___ Records for the task

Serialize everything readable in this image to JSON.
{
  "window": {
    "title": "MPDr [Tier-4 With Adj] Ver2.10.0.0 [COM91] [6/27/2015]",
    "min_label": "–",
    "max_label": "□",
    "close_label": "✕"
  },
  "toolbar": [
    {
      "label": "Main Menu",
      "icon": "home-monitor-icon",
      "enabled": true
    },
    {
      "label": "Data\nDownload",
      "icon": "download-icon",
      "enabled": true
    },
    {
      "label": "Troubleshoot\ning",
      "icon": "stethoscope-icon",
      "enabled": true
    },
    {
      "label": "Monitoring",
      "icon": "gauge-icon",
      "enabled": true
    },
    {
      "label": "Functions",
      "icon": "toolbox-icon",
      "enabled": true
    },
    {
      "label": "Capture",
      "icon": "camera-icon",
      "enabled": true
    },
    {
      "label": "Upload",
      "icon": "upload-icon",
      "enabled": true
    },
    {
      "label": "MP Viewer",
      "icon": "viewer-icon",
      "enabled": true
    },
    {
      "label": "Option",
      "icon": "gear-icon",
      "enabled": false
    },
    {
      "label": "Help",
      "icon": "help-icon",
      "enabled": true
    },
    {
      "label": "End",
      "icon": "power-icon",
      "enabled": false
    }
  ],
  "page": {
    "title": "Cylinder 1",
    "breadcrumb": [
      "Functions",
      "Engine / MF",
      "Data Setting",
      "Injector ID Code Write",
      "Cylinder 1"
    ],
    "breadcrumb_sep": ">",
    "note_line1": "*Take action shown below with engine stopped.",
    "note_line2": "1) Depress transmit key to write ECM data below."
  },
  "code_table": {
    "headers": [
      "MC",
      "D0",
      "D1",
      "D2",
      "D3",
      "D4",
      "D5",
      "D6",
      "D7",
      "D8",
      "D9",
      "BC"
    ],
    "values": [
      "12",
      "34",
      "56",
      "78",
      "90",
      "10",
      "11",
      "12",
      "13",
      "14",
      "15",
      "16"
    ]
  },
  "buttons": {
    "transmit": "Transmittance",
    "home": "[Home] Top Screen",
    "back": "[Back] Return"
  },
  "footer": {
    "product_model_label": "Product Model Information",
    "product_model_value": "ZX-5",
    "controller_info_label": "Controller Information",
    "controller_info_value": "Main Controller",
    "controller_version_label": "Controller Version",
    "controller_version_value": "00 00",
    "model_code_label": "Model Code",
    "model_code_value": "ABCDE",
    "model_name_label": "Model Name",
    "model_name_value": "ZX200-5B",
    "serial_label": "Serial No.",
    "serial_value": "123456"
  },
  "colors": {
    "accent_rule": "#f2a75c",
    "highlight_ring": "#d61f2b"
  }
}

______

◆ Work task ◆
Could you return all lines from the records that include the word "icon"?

◆ Your solution ◆
      "icon": "home-monitor-icon",
      "icon": "download-icon",
      "icon": "stethoscope-icon",
      "icon": "gauge-icon",
      "icon": "toolbox-icon",
      "icon": "camera-icon",
      "icon": "upload-icon",
      "icon": "viewer-icon",
      "icon": "gear-icon",
      "icon": "help-icon",
      "icon": "power-icon",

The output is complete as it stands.